* [Exercise description]: Locate each line below that includes "header" and reproduce it.

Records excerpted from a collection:
····················

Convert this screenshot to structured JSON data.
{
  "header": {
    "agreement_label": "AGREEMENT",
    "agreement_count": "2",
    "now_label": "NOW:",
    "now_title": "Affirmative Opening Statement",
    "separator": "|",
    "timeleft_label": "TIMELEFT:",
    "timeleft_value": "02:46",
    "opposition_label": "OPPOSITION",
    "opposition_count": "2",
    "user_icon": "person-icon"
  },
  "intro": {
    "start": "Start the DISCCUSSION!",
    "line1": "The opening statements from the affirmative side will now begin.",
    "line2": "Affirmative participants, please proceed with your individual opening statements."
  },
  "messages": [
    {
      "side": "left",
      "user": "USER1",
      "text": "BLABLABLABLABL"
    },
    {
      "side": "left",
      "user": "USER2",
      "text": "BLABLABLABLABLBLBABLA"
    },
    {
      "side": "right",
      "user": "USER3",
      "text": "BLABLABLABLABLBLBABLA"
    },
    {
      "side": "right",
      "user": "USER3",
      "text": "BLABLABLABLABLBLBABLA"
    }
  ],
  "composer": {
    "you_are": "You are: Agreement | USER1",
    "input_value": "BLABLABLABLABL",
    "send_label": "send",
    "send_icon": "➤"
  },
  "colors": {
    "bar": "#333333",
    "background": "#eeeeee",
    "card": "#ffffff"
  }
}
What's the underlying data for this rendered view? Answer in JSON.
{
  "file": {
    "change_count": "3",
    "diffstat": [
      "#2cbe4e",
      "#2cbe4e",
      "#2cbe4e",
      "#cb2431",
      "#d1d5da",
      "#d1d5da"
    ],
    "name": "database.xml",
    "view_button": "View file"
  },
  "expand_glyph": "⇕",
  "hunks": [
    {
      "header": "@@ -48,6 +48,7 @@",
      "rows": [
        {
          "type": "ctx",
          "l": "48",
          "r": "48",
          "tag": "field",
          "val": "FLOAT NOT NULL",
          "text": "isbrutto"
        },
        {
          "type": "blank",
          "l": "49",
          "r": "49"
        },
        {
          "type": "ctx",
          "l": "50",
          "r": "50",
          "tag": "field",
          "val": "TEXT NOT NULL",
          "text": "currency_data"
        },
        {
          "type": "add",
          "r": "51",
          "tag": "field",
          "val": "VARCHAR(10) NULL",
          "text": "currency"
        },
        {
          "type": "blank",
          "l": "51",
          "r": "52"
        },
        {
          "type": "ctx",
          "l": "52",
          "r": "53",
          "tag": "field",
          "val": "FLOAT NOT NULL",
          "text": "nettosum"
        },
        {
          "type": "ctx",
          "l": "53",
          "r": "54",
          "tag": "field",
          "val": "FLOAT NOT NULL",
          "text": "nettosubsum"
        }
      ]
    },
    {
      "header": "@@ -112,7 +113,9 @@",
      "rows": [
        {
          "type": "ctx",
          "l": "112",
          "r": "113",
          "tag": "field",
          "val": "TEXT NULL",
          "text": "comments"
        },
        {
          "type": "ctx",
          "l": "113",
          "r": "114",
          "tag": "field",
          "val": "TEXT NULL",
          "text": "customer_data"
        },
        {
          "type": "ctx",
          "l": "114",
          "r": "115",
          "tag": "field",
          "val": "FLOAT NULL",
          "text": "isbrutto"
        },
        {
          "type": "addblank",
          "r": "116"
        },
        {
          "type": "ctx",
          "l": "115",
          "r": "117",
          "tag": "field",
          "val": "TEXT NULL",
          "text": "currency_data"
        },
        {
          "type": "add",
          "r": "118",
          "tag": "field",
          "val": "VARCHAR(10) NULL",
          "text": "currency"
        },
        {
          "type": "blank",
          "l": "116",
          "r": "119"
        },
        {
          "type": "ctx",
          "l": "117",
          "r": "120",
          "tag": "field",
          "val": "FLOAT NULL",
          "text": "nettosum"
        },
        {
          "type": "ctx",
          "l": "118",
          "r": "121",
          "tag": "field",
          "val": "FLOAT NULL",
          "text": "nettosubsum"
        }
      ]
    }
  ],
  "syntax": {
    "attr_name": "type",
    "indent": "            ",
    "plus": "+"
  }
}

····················

* [Answer for this exercise]:
  "header": {
      "header": "@@ -48,6 +48,7 @@",
      "header": "@@ -112,7 +113,9 @@",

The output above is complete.